Dataset:
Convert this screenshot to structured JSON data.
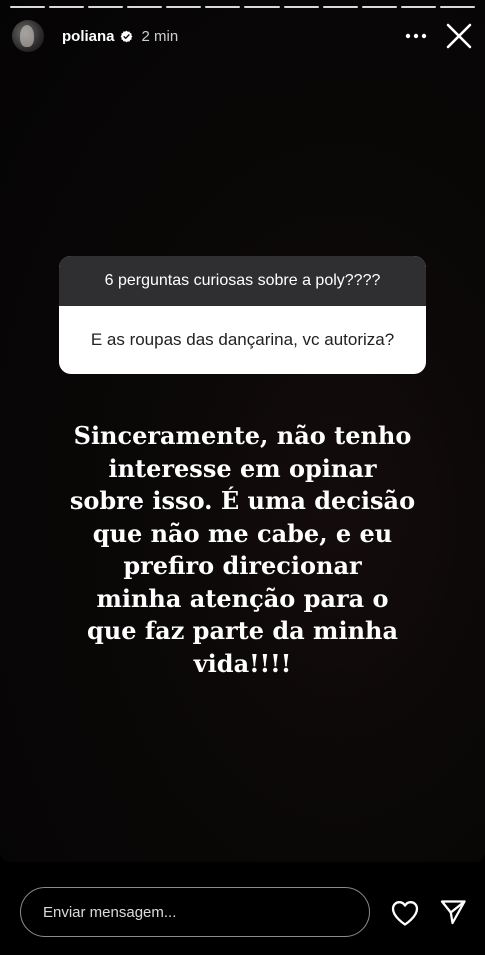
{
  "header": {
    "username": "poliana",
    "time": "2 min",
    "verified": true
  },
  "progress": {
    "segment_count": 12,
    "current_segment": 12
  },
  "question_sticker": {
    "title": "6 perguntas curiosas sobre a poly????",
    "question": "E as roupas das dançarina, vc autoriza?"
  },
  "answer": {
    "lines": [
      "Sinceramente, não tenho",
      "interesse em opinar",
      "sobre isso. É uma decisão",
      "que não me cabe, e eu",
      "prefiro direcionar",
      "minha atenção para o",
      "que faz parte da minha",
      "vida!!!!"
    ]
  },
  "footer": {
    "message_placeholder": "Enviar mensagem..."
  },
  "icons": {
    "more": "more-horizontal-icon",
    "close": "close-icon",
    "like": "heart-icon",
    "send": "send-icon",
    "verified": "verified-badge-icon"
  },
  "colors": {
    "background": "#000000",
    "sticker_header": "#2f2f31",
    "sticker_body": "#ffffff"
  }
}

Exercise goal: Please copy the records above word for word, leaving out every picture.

Result of this task:
Convert this screenshot to structured JSON data.
{
  "header": {
    "username": "poliana",
    "time": "2 min",
    "verified": true
  },
  "progress": {
    "segment_count": 12,
    "current_segment": 12
  },
  "question_sticker": {
    "title": "6 perguntas curiosas sobre a poly????",
    "question": "E as roupas das dançarina, vc autoriza?"
  },
  "answer": {
    "lines": [
      "Sinceramente, não tenho",
      "interesse em opinar",
      "sobre isso. É uma decisão",
      "que não me cabe, e eu",
      "prefiro direcionar",
      "minha atenção para o",
      "que faz parte da minha",
      "vida!!!!"
    ]
  },
  "footer": {
    "message_placeholder": "Enviar mensagem..."
  },
  "icons": {
    "more": "more-horizontal-icon",
    "close": "close-icon",
    "like": "heart-icon",
    "send": "send-icon",
    "verified": "verified-badge-icon"
  },
  "colors": {
    "background": "#000000",
    "sticker_header": "#2f2f31",
    "sticker_body": "#ffffff"
  }
}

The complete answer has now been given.